Kilkenny Irish Cream Ale (ABV 4.3%): It’s a red ale that finishes like a stout, with a creamy texture and hints of coffee and caramel. Unfortunately, it is very difficult to find stateside, but if you do find a place that offers it, this is a must-try.
Stouts that will shamrock your world
Guinness (ABV 5%): This is a dark and full-bodied beer, with a nutty, roasted and malty taste. It’s surprisingly easy to drink, despite its appearance, and is by far the best-seller among stout beers in the United States.
Murphy’s (ABV 4%): Personally, I prefer Murphy’s when it comes to stouts on tap. It is a dark brown, smooth beer, with slight tastes of dark fruit (plum or cherry, maybe) and a little bit of a toffee finish. Love it at room temperature.
Beamish (ABV 4.1%): A very dark brown/black stout with coffee aromas and taste, it has a light nutmeg note and a very creamy and lightly carbonated finish.

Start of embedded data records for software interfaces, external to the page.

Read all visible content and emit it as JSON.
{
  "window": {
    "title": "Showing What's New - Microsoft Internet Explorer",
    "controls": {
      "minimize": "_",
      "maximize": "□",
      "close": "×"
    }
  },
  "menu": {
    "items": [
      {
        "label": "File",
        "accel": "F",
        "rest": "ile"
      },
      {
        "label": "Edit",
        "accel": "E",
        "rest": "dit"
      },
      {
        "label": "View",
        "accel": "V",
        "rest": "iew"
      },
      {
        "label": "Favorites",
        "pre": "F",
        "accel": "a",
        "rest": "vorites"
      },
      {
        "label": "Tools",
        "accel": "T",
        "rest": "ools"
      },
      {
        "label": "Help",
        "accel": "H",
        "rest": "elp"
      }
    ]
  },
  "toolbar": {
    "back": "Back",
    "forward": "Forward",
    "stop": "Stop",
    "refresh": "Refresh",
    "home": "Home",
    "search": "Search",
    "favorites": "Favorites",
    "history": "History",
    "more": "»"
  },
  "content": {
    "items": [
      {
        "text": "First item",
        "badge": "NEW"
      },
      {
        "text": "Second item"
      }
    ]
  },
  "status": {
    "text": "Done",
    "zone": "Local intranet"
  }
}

Hard cider for beer-shy knackers
Magner’s Irish Cider (ABV 4.5%): Made from more than 15 varieties of apples, this very sweet and easy-to-drink hard cider is a deliciously crisp way to get your Irish on if you are not a beer drinker but still want the alcohol content. I warn you, though, because this does go down so easily, you’ll be seeing dancing leprechauns before you realize it.
Green hats tipped to our local breweries
Harpoon Celtic Ale (ABV 5.4%): An amber/dark red ale with a raisin scent and lots of malty caramel and a slightly bitter, hoppy taste.
Sam Adams Irish Red (ABV 5.8%): This is a deep red ale with a roasted malty flavor and a slight cinnamon-spiced note. Personally, I think it tastes best when it’s been in the glass for about 10 minutes.
Wachusett Milk Stout (ABV 5.8%): A dark brown stout, with a chocolaty, cola-type taste and a roasted malt and toffee finish. Great if you like a sweeter stout.
Wormtown Irish Red (ABV 5%): Worcester’s offering to the Irish-style brew, this smooth and medium-bodied ale has a malty caramel taste and aromas of toasted almonds.
Enjoy the holiday and all it has to offer, but remember, if you drink on St. Patrick’s Day ~ or anytime ~ don’t drive.